## REQUIRED WORK:
Where an entry below contains an image, skip the image and copy the rest exactly.

## SOURCE MATERIAL:

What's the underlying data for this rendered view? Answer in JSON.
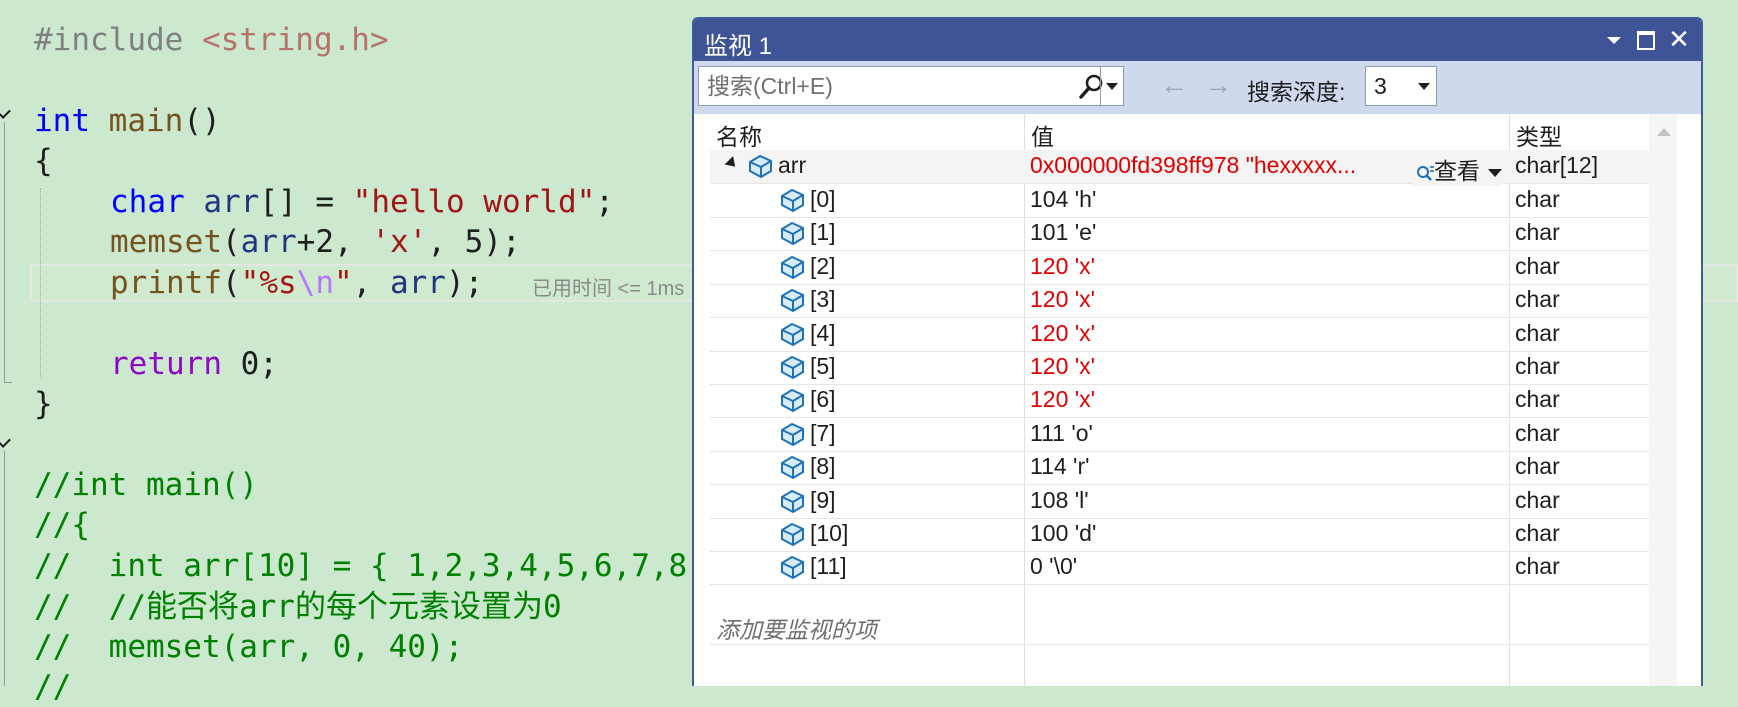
{
  "editor": {
    "lines": {
      "l1": {
        "pre": "#include ",
        "inc": "<string.h>"
      },
      "l2": {
        "kw": "int",
        "fn": "main",
        "rest": "()"
      },
      "l3": {
        "brace": "{"
      },
      "l4": {
        "kw": "char",
        "var": "arr",
        "mid": "[] = ",
        "str": "\"hello world\"",
        "end": ";"
      },
      "l5": {
        "fn": "memset",
        "p1": "(",
        "var": "arr",
        "p2": "+2, ",
        "str": "'x'",
        "p3": ", 5);"
      },
      "l6": {
        "fn": "printf",
        "p1": "(",
        "str1": "\"%s",
        "esc": "\\n",
        "str2": "\"",
        "p2": ", ",
        "var": "arr",
        "p3": ");"
      },
      "l7": {
        "kw": "return",
        "rest": " 0;"
      },
      "l8": {
        "brace": "}"
      },
      "c1": "//int main()",
      "c2": "//{",
      "c3": "//  int arr[10] = { 1,2,3,4,5,6,7,8",
      "c4": "//  //能否将arr的每个元素设置为0",
      "c5": "//  memset(arr, 0, 40);",
      "c6": "//"
    },
    "inline_hint": "已用时间 <= 1ms"
  },
  "watch": {
    "title": "监视 1",
    "close_glyph": "✕",
    "search_placeholder": "搜索(Ctrl+E)",
    "back_glyph": "←",
    "forward_glyph": "→",
    "depth_label": "搜索深度:",
    "depth_value": "3",
    "columns": {
      "name": "名称",
      "value": "值",
      "type": "类型"
    },
    "root": {
      "name": "arr",
      "value": "0x000000fd398ff978 \"hexxxxx...",
      "view_label": "查看",
      "type": "char[12]"
    },
    "rows": [
      {
        "name": "[0]",
        "value": "104 'h'",
        "type": "char",
        "changed": false
      },
      {
        "name": "[1]",
        "value": "101 'e'",
        "type": "char",
        "changed": false
      },
      {
        "name": "[2]",
        "value": "120 'x'",
        "type": "char",
        "changed": true
      },
      {
        "name": "[3]",
        "value": "120 'x'",
        "type": "char",
        "changed": true
      },
      {
        "name": "[4]",
        "value": "120 'x'",
        "type": "char",
        "changed": true
      },
      {
        "name": "[5]",
        "value": "120 'x'",
        "type": "char",
        "changed": true
      },
      {
        "name": "[6]",
        "value": "120 'x'",
        "type": "char",
        "changed": true
      },
      {
        "name": "[7]",
        "value": "111 'o'",
        "type": "char",
        "changed": false
      },
      {
        "name": "[8]",
        "value": "114 'r'",
        "type": "char",
        "changed": false
      },
      {
        "name": "[9]",
        "value": "108 'l'",
        "type": "char",
        "changed": false
      },
      {
        "name": "[10]",
        "value": "100 'd'",
        "type": "char",
        "changed": false
      },
      {
        "name": "[11]",
        "value": "0 '\\0'",
        "type": "char",
        "changed": false
      }
    ],
    "add_item_placeholder": "添加要监视的项"
  },
  "icons": {
    "variable": "variable-icon",
    "search": "search-icon",
    "view": "visualizer-icon"
  },
  "colors": {
    "editor_bg": "#cce8cf",
    "title_bar": "#3f5496",
    "changed_value": "#e00000"
  }
}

## WORKED SOLUTION:
What's the underlying data for this rendered view? Answer in JSON.
{
  "editor": {
    "lines": {
      "l1": {
        "pre": "#include ",
        "inc": "<string.h>"
      },
      "l2": {
        "kw": "int",
        "fn": "main",
        "rest": "()"
      },
      "l3": {
        "brace": "{"
      },
      "l4": {
        "kw": "char",
        "var": "arr",
        "mid": "[] = ",
        "str": "\"hello world\"",
        "end": ";"
      },
      "l5": {
        "fn": "memset",
        "p1": "(",
        "var": "arr",
        "p2": "+2, ",
        "str": "'x'",
        "p3": ", 5);"
      },
      "l6": {
        "fn": "printf",
        "p1": "(",
        "str1": "\"%s",
        "esc": "\\n",
        "str2": "\"",
        "p2": ", ",
        "var": "arr",
        "p3": ");"
      },
      "l7": {
        "kw": "return",
        "rest": " 0;"
      },
      "l8": {
        "brace": "}"
      },
      "c1": "//int main()",
      "c2": "//{",
      "c3": "//  int arr[10] = { 1,2,3,4,5,6,7,8",
      "c4": "//  //能否将arr的每个元素设置为0",
      "c5": "//  memset(arr, 0, 40);",
      "c6": "//"
    },
    "inline_hint": "已用时间 <= 1ms"
  },
  "watch": {
    "title": "监视 1",
    "close_glyph": "✕",
    "search_placeholder": "搜索(Ctrl+E)",
    "back_glyph": "←",
    "forward_glyph": "→",
    "depth_label": "搜索深度:",
    "depth_value": "3",
    "columns": {
      "name": "名称",
      "value": "值",
      "type": "类型"
    },
    "root": {
      "name": "arr",
      "value": "0x000000fd398ff978 \"hexxxxx...",
      "view_label": "查看",
      "type": "char[12]"
    },
    "rows": [
      {
        "name": "[0]",
        "value": "104 'h'",
        "type": "char",
        "changed": false
      },
      {
        "name": "[1]",
        "value": "101 'e'",
        "type": "char",
        "changed": false
      },
      {
        "name": "[2]",
        "value": "120 'x'",
        "type": "char",
        "changed": true
      },
      {
        "name": "[3]",
        "value": "120 'x'",
        "type": "char",
        "changed": true
      },
      {
        "name": "[4]",
        "value": "120 'x'",
        "type": "char",
        "changed": true
      },
      {
        "name": "[5]",
        "value": "120 'x'",
        "type": "char",
        "changed": true
      },
      {
        "name": "[6]",
        "value": "120 'x'",
        "type": "char",
        "changed": true
      },
      {
        "name": "[7]",
        "value": "111 'o'",
        "type": "char",
        "changed": false
      },
      {
        "name": "[8]",
        "value": "114 'r'",
        "type": "char",
        "changed": false
      },
      {
        "name": "[9]",
        "value": "108 'l'",
        "type": "char",
        "changed": false
      },
      {
        "name": "[10]",
        "value": "100 'd'",
        "type": "char",
        "changed": false
      },
      {
        "name": "[11]",
        "value": "0 '\\0'",
        "type": "char",
        "changed": false
      }
    ],
    "add_item_placeholder": "添加要监视的项"
  },
  "icons": {
    "variable": "variable-icon",
    "search": "search-icon",
    "view": "visualizer-icon"
  },
  "colors": {
    "editor_bg": "#cce8cf",
    "title_bar": "#3f5496",
    "changed_value": "#e00000"
  }
}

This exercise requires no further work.